2 Constitutional Court judges arrested in Turkey, all military judges suspended

© Maksim Bogodvid
Hundreds of Turkish judges and prosecutors have been suspended by the Turkish Defense Ministry, with at least two Constitutional Court judges having been arrested amid widening purges that follow a coup attempt last week.

Over 100 members of Turkey's Constitutional Court, including prosecutors and other judiciary members were arrested on Wednesday, Turkish national broadcaster NTV reported. Two Constitutional Court judges, Alparslan Altan and Erdal Tercan are among them.

The same day, the Turkish Defense Ministry also suspended at least 262 military judges and prosecutors.

The judiciary officials were investigated as part of the ongoing probe into the attempted military coup, Turkish media reported. The ministry did not specify how many prosecutors had been suspended, but said an investigation into all military judges in the country had been launched.

So far, some 60,000 people suspected of backing the July 15 coup attempt have been detained, dismissed or are being investigated, according to Reuters estimates. The wide-scale purge of state institutions has affected judiciary officials, civil servants, law enforcement and education workers.

A further 6,500 education ministry staff were suspended on Wednesday, while 626 educational institutions have been shut, Reuters reported citing a Turkish official.

READ MORE: All Turkish academics banned from traveling abroad amid widening post-coup purge

On Tuesday, the Education Ministry suspended 15,200 personnel and removed the licenses of 21,000 teachers working in private institutions around the country. All of these education workers will be banned from teaching in the future, Turkey’s Hurriyet Daily said.

The suspected pro-coup activists are said to be alleged supporters of a US-based self-exiled Muslim preacher Fethullah Gulen. The government has blamed the cleric, who is Erdogan's ally-turned-foe, of running a campaign that led to an attempt to forcefully seize power in the country. On the other side, concerns have been expressed the failed coup might have only played into the hands of the Turkish government in its fight with opponents.

"Erdogan is using the coup as an excuse to stage a real coup," professor at Zaytouneh University, Ibrahim Alloush told RT, adding that "most" of the people who were sacked from their jobs or who were arrested "had nothing to do with that coup."

"Basically, what's going on [in Turkey] is Erdogan trying to impose a thinly veiled theocracy, which is a true platform of Erdogan's AKP party. These people are an offshoot of the Muslim Brotherhood and their platform is to recreate not only a religious state, but reincarnation of the Ottoman empire," Alloush said.

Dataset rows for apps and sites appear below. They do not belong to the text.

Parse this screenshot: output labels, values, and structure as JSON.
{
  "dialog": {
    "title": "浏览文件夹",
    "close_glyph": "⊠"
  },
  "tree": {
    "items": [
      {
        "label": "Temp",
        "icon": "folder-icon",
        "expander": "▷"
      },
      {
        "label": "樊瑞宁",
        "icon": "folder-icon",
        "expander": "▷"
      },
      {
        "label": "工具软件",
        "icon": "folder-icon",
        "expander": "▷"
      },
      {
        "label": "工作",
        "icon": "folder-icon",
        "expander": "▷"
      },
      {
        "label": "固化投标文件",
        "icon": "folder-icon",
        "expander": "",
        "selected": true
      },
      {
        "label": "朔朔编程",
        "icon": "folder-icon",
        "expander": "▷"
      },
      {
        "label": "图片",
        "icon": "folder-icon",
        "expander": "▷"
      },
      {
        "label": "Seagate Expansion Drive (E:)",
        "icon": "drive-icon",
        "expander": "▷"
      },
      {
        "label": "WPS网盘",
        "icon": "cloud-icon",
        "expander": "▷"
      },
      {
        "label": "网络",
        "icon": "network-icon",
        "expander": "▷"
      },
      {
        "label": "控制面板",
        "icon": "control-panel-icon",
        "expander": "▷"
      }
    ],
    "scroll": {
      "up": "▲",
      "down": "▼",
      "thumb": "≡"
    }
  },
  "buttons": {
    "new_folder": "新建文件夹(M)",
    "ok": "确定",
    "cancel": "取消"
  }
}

Meanwhile, President Recep Tayyip Erdogan has chaired a meeting with top military officials and security ministers at his presidential palace in the capital of Ankara, where he returned late Tuesday, for the first time after the attempted coup, AFP reported. Speaking earlier to his supporters in Istanbul, Erdogan has promised to announce "an important decision" following his meeting with the national security council.